The sticky-tape switcheroo is affecting Canada’s new $5 polymer bills, which have been touted as harder to counterfeit than the old paper banknotes. Police say counterfeiters are removing the clear panel near the side of the bill, which also contains two shiny, embedded holographic strips. The clear plastic is being replaced with tape, and tinfoil is being used as a substitute for the holograms.
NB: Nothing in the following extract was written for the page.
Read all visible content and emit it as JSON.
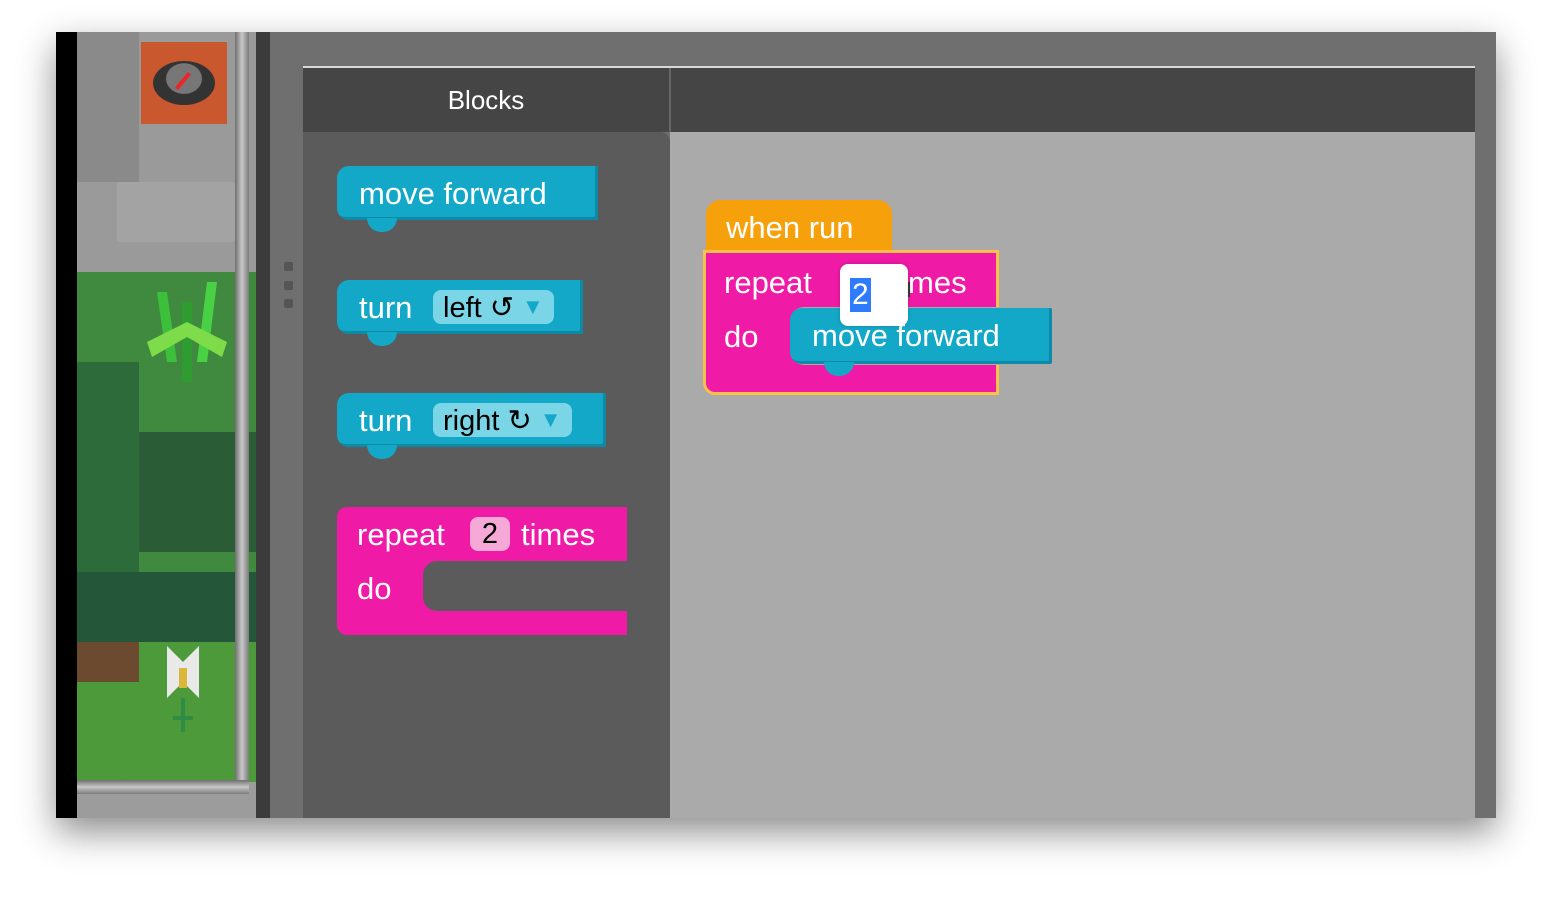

Investigators suspect the real $5 panels are being repurposed to create higher-denomination counterfeits, while the cobbled-together $5 bills are being put back into circulation. The result is two Frankenstein-like sets of bills, with each containing elements of real and fake banknotes.Holograms on the $5 bill show Sir Wilfrid Laurier’s portrait at the top of the clear panel, and the Mackenzie Tower, which constitutes the West Block of Parliament, at the bottom. Tiny fives are written across the front and back of the panel.Other bills depict Sir John A. Macdonald ($10), Queen Elizabeth II ($20), William Lyon Mackenzie King ($50) and Sir Robert Borden ($100) in their holograms, along with various structures from Parliament Hill along the bottom.
He added that there are “some elements” of organized crime involved in the counterfeiting.
An estimated $75 billion worth of banknotes are currently in circulation. The most commonly-duped bills are the $20 and $100 denominations.
It is easy to get fooled so first of all pay more attention to Canadian bills because it will then make it easier to know if you get handed a fake bill. – CINEWS